▶ _Problem details_
Each line holding the word "JSON" must appear in the answer, copied from the entries.

--------

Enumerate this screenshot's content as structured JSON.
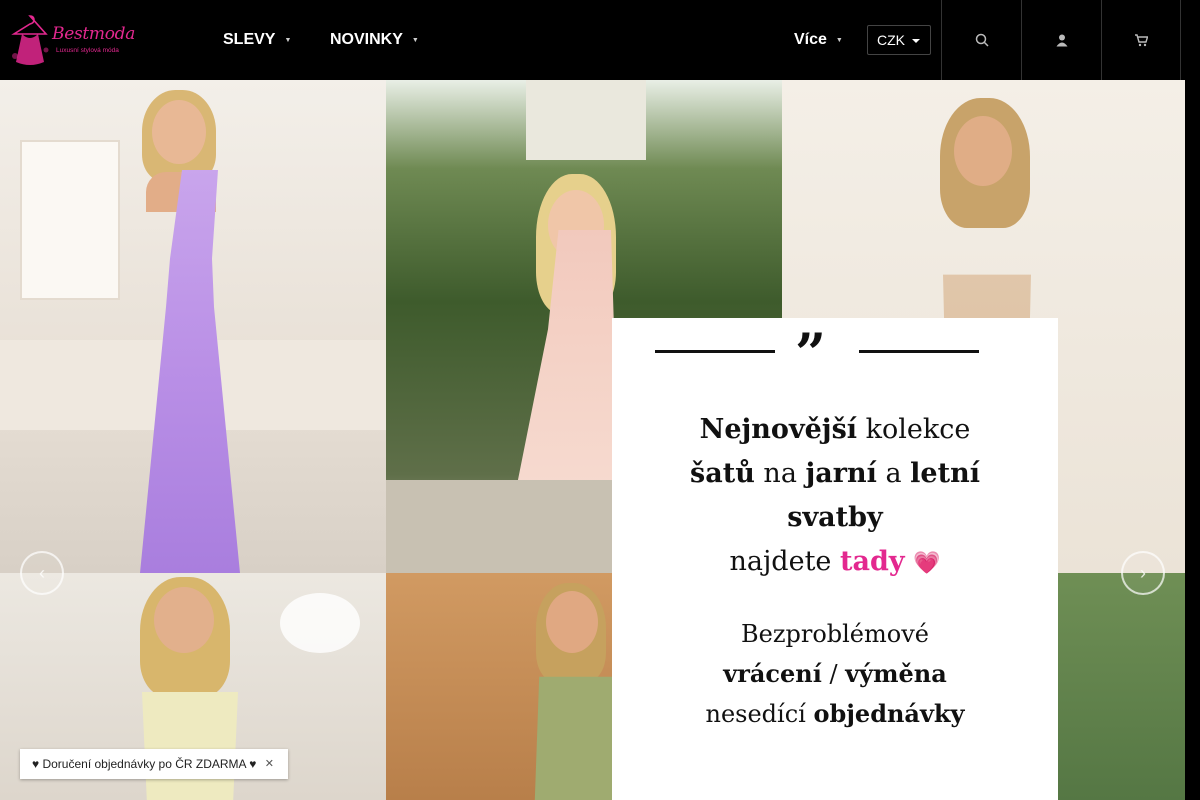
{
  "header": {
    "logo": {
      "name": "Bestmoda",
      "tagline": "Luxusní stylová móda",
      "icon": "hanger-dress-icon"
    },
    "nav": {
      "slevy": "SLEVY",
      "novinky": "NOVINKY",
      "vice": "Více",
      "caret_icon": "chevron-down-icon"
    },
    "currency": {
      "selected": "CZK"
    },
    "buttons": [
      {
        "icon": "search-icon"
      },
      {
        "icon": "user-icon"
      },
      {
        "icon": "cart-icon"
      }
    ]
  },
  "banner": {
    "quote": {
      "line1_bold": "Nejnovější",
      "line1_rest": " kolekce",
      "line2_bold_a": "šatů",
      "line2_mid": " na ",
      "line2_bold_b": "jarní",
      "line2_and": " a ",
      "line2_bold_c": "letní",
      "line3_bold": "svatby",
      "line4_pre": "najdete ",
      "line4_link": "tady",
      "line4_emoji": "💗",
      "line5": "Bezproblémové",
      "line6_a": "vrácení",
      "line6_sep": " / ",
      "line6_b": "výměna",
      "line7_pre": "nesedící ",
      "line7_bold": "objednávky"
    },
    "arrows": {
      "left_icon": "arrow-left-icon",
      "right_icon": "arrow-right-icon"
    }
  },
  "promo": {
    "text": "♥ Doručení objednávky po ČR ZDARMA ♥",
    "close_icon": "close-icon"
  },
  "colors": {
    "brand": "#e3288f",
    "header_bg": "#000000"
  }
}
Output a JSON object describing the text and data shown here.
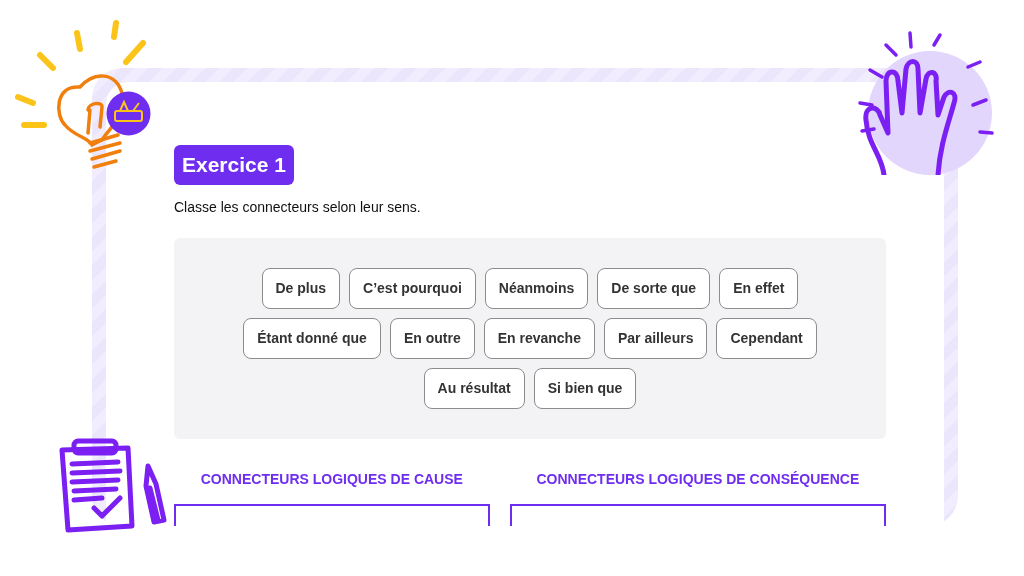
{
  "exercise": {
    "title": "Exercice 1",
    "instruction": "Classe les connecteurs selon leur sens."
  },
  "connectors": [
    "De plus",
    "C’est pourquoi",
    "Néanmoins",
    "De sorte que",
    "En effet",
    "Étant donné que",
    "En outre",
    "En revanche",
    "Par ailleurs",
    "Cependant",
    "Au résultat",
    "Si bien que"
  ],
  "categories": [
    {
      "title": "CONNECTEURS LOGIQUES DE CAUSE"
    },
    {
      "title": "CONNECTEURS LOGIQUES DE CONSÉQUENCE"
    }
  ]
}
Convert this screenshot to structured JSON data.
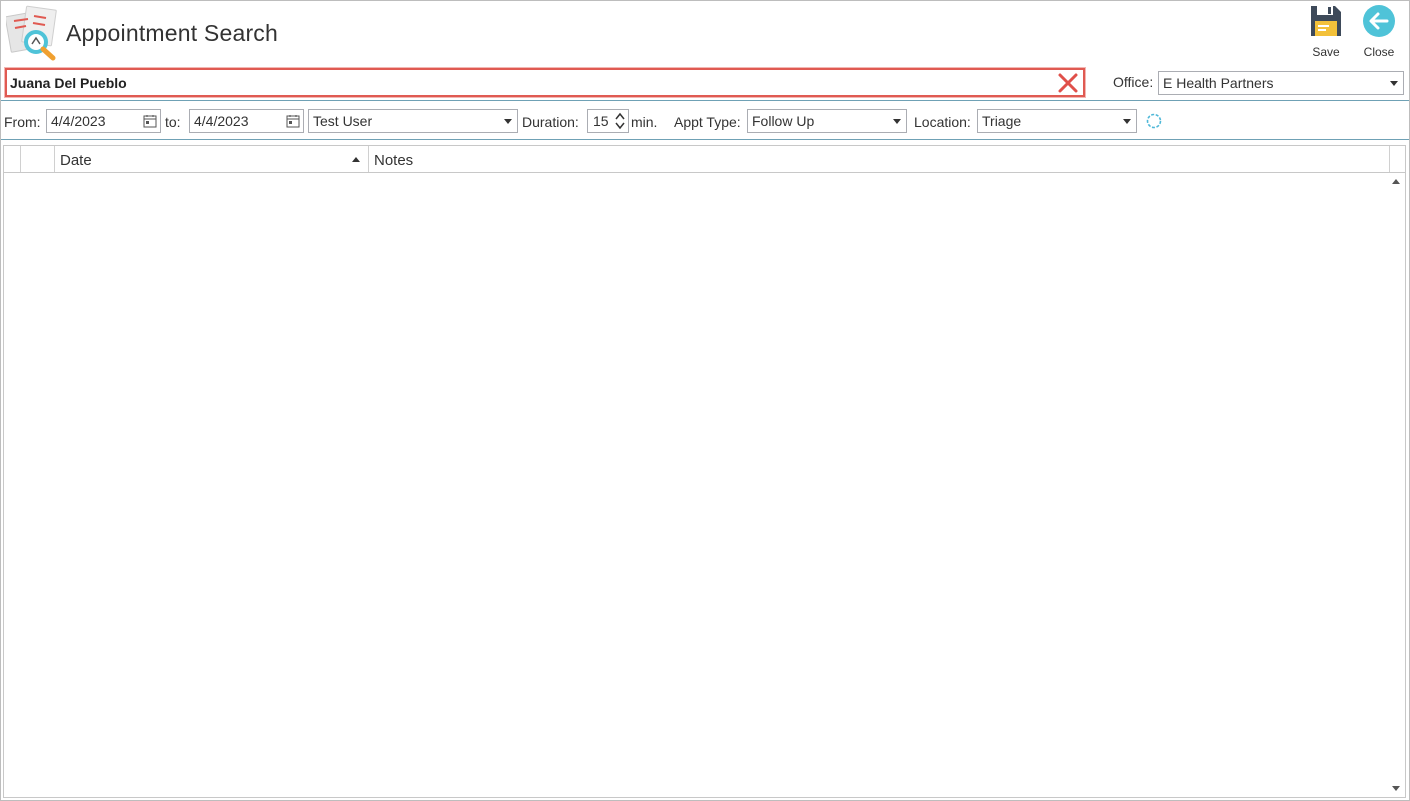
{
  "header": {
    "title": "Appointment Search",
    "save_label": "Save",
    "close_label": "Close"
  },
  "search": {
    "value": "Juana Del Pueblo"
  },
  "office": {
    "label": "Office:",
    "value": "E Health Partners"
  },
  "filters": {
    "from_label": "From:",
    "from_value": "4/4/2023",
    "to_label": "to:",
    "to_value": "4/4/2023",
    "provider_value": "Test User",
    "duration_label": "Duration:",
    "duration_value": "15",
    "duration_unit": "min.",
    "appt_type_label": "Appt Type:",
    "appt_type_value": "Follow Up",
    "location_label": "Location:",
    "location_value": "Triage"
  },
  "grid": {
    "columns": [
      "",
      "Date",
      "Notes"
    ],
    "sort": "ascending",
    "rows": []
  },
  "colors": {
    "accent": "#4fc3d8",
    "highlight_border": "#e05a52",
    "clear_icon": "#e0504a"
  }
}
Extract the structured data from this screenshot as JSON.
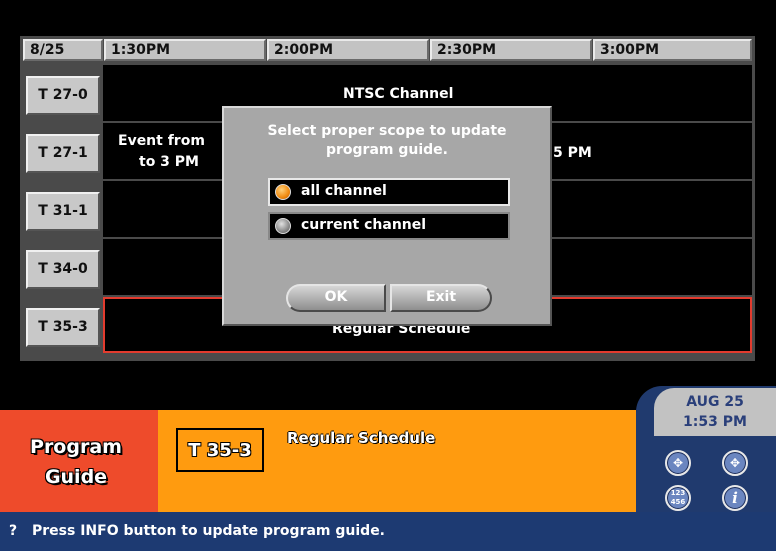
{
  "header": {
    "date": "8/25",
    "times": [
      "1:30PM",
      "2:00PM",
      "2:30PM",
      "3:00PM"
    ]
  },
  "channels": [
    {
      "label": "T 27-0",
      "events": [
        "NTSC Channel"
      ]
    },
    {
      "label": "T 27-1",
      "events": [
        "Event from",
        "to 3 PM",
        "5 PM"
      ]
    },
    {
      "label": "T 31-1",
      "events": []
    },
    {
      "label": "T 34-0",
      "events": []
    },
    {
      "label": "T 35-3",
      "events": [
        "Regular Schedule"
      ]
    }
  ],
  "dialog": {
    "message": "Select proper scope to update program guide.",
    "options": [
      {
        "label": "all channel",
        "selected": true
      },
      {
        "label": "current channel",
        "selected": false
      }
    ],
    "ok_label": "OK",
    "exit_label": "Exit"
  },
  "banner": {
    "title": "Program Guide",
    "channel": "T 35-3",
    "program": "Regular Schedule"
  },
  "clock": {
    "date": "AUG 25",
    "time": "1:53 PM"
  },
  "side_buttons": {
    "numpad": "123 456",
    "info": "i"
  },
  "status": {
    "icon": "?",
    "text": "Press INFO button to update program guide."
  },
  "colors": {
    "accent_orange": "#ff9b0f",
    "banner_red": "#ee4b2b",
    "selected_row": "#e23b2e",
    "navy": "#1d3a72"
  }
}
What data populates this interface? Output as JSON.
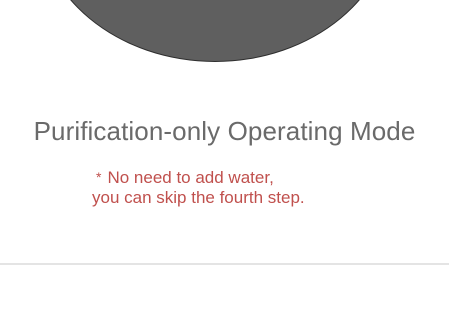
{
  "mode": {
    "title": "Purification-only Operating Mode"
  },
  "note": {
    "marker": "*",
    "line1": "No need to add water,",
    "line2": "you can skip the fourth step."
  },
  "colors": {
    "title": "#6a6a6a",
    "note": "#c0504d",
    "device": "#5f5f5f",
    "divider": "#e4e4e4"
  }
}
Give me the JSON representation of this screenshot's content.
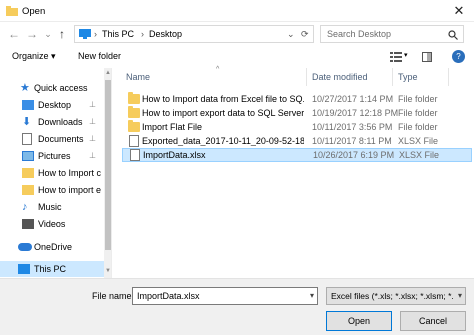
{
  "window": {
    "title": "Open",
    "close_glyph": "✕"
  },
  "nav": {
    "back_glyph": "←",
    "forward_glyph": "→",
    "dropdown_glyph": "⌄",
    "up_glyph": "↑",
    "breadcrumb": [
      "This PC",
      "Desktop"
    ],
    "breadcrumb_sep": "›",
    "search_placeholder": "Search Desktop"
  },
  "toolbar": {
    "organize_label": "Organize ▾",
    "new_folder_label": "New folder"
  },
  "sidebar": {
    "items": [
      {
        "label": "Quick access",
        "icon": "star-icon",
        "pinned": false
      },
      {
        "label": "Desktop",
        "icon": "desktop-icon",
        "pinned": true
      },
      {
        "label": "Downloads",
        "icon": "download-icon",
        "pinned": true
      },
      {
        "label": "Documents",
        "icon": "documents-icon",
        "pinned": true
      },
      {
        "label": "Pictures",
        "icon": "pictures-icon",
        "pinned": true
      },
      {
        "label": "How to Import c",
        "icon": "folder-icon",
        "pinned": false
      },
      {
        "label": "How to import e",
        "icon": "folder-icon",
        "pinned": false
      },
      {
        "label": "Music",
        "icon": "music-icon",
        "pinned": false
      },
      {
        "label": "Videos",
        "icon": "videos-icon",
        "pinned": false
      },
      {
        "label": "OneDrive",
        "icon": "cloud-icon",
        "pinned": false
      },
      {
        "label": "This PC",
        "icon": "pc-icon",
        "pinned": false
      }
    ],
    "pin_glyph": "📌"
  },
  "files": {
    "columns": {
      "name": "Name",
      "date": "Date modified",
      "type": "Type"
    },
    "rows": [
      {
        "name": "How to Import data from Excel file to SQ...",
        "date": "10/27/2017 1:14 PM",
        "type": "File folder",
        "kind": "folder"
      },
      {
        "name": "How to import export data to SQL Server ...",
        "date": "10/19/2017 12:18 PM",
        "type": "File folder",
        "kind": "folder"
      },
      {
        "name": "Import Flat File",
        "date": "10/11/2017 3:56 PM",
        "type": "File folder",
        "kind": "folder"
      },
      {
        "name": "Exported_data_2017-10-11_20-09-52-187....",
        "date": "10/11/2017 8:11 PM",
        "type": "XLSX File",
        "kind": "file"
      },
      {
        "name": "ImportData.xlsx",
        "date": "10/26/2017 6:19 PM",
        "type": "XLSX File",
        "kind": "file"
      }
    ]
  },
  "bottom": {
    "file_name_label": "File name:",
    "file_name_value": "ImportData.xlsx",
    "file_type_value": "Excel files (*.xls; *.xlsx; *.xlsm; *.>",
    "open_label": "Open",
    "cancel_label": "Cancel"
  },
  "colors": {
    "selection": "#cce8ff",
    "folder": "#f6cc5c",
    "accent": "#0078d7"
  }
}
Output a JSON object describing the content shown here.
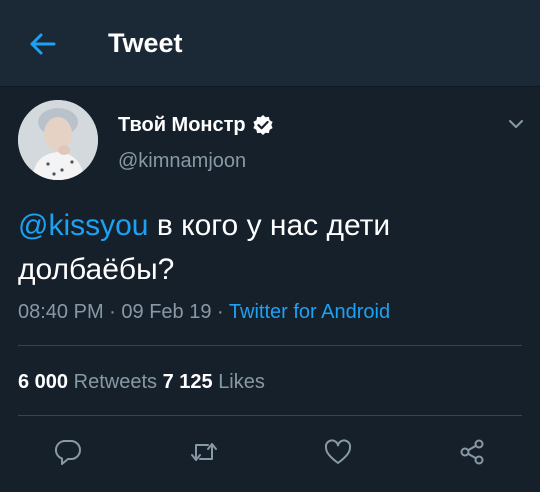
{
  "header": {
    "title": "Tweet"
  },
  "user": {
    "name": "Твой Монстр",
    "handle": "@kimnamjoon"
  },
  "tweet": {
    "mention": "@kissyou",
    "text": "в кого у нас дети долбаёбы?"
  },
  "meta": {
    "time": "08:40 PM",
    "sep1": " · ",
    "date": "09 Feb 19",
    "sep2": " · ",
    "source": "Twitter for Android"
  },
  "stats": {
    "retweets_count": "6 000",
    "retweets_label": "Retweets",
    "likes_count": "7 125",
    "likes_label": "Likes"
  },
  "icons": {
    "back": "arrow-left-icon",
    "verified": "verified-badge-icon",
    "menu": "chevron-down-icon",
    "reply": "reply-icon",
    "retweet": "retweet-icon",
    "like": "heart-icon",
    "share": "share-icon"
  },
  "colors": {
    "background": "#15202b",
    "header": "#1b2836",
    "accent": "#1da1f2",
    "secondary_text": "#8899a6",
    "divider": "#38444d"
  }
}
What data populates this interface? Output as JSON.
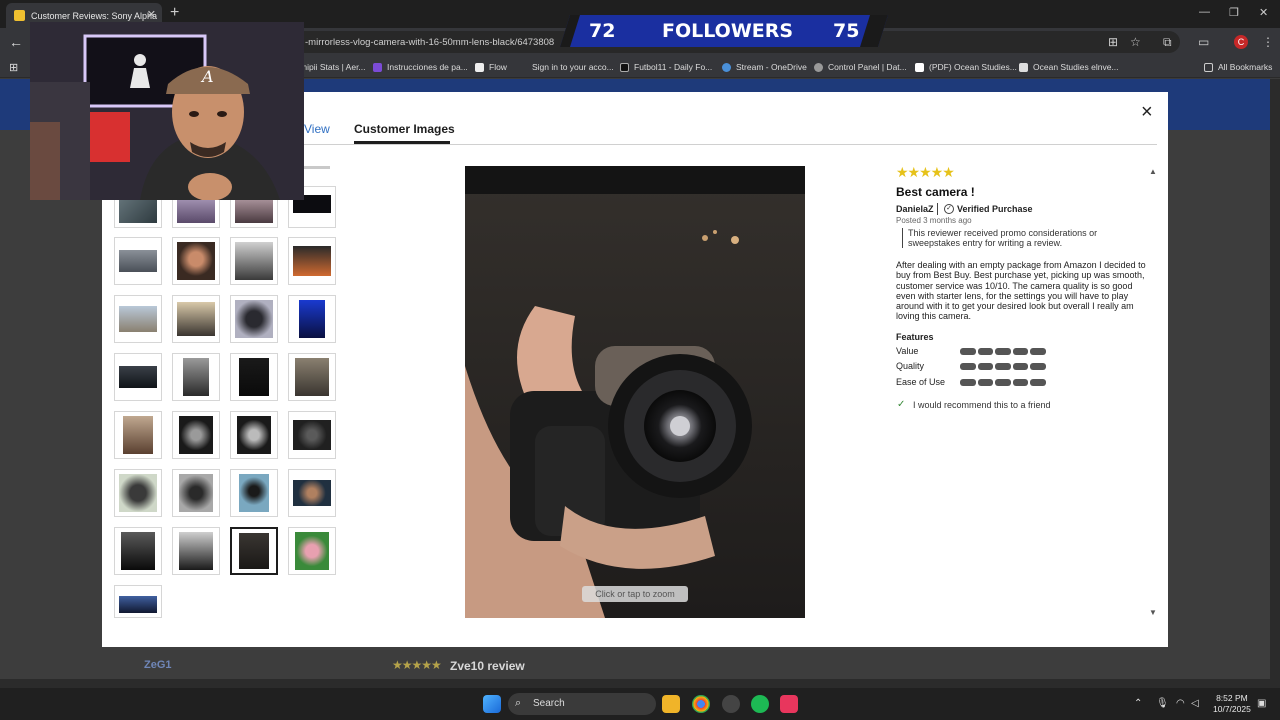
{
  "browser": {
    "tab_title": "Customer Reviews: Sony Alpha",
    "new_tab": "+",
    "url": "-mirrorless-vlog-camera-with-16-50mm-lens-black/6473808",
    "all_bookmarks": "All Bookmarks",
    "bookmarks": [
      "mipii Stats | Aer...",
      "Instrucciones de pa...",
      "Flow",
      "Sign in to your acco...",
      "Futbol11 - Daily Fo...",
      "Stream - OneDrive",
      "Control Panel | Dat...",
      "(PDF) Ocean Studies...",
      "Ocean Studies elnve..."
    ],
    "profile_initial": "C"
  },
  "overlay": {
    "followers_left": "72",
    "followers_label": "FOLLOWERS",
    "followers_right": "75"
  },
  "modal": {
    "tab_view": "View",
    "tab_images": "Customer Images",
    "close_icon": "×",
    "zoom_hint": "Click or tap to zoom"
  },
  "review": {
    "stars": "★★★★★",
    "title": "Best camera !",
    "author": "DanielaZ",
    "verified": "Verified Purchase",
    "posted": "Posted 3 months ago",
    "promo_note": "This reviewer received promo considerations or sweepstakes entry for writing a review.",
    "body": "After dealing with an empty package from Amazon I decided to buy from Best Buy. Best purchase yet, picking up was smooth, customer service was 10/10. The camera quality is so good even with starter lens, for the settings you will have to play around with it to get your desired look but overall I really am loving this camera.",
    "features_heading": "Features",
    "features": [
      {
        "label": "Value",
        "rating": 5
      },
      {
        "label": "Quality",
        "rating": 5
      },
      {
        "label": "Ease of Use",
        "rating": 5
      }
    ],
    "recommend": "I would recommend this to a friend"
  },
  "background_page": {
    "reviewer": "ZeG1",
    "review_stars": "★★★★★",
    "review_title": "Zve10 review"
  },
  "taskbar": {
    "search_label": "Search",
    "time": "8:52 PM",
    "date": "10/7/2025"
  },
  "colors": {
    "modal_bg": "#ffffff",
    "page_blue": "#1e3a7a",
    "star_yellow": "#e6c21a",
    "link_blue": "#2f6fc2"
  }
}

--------

▶ _Solved exercise_
Enumerate this screenshot's content as structured JSON.
Output a JSON object describing the text and data shown here.
Convert this screenshot to structured JSON data.
Extract the structured data from this screenshot as JSON.
What data populates this interface? Output as JSON.
Give me the JSON representation of this screenshot's content.
Output a JSON object describing the content shown here.
What data populates this interface? Output as JSON.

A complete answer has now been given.